Unusual weather patterns across the western United States left slabs of snow atop a brittle base, that in turn, raised the risk of avalanches at ski resorts -- where fatal avalanches are rare -- mountain passes and back country, The Wall Street Journal reported Wednesday.
"It's shaken everyone up. We haven't had this kind of problem in ski resorts for years," said Mark Moore, director of the Northwest Weather and Avalanche Center in Seattle.
Resort operators said they're trying a number of methods to keep the snow safe, such as setting off explosive charges to workers stomping on the snow to pack it more tightly, the Journal reported.
But the snow pack is still the same -- "very risky," said Doug Abromeit, director of the U.S. Forest Service's National Avalanche Center in Ketchum, Idaho. "The conditions are so dangerous."
Meteorologists point to a weak bottom layer of snow for the problems. The first snowfall for many parts of the West was early in the fall when the ground was still warm, creating a layer of snow that doesn't bond well and is prone to cracking under weight.

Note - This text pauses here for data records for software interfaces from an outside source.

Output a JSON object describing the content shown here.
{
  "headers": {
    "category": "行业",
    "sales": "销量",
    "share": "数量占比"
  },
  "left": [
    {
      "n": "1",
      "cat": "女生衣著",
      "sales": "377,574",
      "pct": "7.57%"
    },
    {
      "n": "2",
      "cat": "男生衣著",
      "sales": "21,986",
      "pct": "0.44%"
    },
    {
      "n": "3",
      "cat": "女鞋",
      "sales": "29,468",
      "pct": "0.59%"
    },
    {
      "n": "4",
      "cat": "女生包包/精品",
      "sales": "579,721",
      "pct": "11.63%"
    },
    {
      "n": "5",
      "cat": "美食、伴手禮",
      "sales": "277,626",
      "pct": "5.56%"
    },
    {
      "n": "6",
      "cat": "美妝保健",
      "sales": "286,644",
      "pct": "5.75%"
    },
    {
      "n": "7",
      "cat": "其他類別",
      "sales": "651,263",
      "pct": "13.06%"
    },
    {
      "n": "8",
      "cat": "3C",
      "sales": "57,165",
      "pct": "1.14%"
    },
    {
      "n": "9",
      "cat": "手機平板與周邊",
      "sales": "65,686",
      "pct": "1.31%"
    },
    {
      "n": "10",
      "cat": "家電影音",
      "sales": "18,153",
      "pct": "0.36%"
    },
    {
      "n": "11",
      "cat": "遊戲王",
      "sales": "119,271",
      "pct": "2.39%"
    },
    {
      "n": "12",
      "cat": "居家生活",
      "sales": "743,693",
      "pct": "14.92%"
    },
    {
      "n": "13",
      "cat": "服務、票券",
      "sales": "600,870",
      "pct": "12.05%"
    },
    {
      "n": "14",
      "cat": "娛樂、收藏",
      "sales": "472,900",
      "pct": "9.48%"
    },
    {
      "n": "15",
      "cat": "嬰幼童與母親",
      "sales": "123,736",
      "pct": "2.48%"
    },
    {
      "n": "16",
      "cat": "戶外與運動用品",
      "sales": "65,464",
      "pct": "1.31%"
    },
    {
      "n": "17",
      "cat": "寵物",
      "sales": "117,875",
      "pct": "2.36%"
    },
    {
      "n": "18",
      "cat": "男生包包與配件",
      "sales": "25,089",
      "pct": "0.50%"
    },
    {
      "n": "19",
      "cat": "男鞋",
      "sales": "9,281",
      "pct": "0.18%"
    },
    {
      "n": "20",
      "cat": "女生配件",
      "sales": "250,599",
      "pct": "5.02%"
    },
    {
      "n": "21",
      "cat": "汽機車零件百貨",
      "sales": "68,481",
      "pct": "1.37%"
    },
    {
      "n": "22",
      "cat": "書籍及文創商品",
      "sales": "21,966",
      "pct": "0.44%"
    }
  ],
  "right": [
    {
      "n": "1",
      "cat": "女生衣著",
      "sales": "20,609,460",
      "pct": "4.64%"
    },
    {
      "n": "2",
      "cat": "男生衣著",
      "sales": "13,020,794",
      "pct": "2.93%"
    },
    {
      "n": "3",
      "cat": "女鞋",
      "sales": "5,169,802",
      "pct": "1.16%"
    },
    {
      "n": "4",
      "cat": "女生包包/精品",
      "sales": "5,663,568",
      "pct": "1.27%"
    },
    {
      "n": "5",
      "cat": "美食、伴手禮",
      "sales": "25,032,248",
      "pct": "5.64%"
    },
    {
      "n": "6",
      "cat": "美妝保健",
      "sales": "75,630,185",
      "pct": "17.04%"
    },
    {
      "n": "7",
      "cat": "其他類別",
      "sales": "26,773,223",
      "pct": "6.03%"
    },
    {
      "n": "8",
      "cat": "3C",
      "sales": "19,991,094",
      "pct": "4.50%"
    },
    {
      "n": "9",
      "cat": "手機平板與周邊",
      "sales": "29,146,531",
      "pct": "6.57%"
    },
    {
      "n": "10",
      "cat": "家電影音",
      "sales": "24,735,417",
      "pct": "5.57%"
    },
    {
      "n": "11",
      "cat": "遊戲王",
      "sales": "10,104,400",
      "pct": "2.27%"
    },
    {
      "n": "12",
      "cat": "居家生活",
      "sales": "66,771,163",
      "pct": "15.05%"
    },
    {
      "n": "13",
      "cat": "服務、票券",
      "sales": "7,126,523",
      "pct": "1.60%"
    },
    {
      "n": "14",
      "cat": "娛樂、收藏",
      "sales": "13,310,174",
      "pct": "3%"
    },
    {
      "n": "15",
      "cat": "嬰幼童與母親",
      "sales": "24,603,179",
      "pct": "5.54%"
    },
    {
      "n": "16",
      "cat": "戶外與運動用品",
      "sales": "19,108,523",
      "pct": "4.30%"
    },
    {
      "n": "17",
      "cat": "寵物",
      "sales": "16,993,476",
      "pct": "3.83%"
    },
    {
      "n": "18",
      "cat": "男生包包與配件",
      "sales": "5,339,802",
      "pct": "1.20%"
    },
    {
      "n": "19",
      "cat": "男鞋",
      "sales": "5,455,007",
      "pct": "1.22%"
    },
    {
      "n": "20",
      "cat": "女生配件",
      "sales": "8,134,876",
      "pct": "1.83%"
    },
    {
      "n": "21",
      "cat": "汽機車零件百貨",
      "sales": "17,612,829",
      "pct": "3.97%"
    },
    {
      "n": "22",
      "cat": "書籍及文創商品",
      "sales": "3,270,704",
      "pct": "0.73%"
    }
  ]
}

Michael Berry, National Ski Areas Association president, said reports of avalanches may actually help resorts because the risk "speaks to the quantity of snow, and people will be drawn to that."